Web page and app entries

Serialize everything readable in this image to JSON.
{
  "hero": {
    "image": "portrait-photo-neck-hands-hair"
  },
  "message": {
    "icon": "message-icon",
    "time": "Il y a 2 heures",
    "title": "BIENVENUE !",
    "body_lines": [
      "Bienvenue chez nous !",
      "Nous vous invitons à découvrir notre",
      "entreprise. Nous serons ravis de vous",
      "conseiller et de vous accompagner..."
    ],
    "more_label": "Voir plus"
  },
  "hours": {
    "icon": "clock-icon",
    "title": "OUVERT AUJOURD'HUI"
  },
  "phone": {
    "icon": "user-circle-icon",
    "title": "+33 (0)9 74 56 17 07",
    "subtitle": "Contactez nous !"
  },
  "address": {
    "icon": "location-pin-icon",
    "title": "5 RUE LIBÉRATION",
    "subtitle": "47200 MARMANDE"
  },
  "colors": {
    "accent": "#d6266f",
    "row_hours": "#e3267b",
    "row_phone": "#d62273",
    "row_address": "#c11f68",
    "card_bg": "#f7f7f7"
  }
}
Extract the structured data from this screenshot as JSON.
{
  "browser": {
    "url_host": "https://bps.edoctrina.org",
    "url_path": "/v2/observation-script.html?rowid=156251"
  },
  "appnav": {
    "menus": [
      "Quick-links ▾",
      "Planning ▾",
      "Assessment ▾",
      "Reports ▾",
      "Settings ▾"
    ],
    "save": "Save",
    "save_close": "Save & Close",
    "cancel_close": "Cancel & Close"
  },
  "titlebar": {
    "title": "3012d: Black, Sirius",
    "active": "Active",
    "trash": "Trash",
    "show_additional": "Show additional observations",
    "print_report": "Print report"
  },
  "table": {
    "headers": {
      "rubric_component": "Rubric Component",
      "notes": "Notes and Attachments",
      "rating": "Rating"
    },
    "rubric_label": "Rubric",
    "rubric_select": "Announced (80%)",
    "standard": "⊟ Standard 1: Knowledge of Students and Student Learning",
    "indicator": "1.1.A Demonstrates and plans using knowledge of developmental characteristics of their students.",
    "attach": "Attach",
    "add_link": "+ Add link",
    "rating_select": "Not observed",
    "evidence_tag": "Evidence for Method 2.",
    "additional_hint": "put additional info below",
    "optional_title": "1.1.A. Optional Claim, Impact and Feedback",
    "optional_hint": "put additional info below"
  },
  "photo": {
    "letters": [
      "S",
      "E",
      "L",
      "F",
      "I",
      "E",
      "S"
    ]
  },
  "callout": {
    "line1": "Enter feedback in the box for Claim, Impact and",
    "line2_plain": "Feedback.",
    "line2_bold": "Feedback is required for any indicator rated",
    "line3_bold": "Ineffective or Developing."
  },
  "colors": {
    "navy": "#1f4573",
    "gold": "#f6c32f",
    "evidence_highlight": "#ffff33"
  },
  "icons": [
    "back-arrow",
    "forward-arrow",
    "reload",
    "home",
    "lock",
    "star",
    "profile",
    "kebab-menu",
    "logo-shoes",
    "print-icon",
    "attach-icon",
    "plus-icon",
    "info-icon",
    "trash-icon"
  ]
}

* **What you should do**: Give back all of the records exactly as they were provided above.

* **Solution**:
Serialize everything readable in this image to JSON.
{
  "hero": {
    "image": "portrait-photo-neck-hands-hair"
  },
  "message": {
    "icon": "message-icon",
    "time": "Il y a 2 heures",
    "title": "BIENVENUE !",
    "body_lines": [
      "Bienvenue chez nous !",
      "Nous vous invitons à découvrir notre",
      "entreprise. Nous serons ravis de vous",
      "conseiller et de vous accompagner..."
    ],
    "more_label": "Voir plus"
  },
  "hours": {
    "icon": "clock-icon",
    "title": "OUVERT AUJOURD'HUI"
  },
  "phone": {
    "icon": "user-circle-icon",
    "title": "+33 (0)9 74 56 17 07",
    "subtitle": "Contactez nous !"
  },
  "address": {
    "icon": "location-pin-icon",
    "title": "5 RUE LIBÉRATION",
    "subtitle": "47200 MARMANDE"
  },
  "colors": {
    "accent": "#d6266f",
    "row_hours": "#e3267b",
    "row_phone": "#d62273",
    "row_address": "#c11f68",
    "card_bg": "#f7f7f7"
  }
}
Extract the structured data from this screenshot as JSON.
{
  "browser": {
    "url_host": "https://bps.edoctrina.org",
    "url_path": "/v2/observation-script.html?rowid=156251"
  },
  "appnav": {
    "menus": [
      "Quick-links ▾",
      "Planning ▾",
      "Assessment ▾",
      "Reports ▾",
      "Settings ▾"
    ],
    "save": "Save",
    "save_close": "Save & Close",
    "cancel_close": "Cancel & Close"
  },
  "titlebar": {
    "title": "3012d: Black, Sirius",
    "active": "Active",
    "trash": "Trash",
    "show_additional": "Show additional observations",
    "print_report": "Print report"
  },
  "table": {
    "headers": {
      "rubric_component": "Rubric Component",
      "notes": "Notes and Attachments",
      "rating": "Rating"
    },
    "rubric_label": "Rubric",
    "rubric_select": "Announced (80%)",
    "standard": "⊟ Standard 1: Knowledge of Students and Student Learning",
    "indicator": "1.1.A Demonstrates and plans using knowledge of developmental characteristics of their students.",
    "attach": "Attach",
    "add_link": "+ Add link",
    "rating_select": "Not observed",
    "evidence_tag": "Evidence for Method 2.",
    "additional_hint": "put additional info below",
    "optional_title": "1.1.A. Optional Claim, Impact and Feedback",
    "optional_hint": "put additional info below"
  },
  "photo": {
    "letters": [
      "S",
      "E",
      "L",
      "F",
      "I",
      "E",
      "S"
    ]
  },
  "callout": {
    "line1": "Enter feedback in the box for Claim, Impact and",
    "line2_plain": "Feedback.",
    "line2_bold": "Feedback is required for any indicator rated",
    "line3_bold": "Ineffective or Developing."
  },
  "colors": {
    "navy": "#1f4573",
    "gold": "#f6c32f",
    "evidence_highlight": "#ffff33"
  },
  "icons": [
    "back-arrow",
    "forward-arrow",
    "reload",
    "home",
    "lock",
    "star",
    "profile",
    "kebab-menu",
    "logo-shoes",
    "print-icon",
    "attach-icon",
    "plus-icon",
    "info-icon",
    "trash-icon"
  ]
}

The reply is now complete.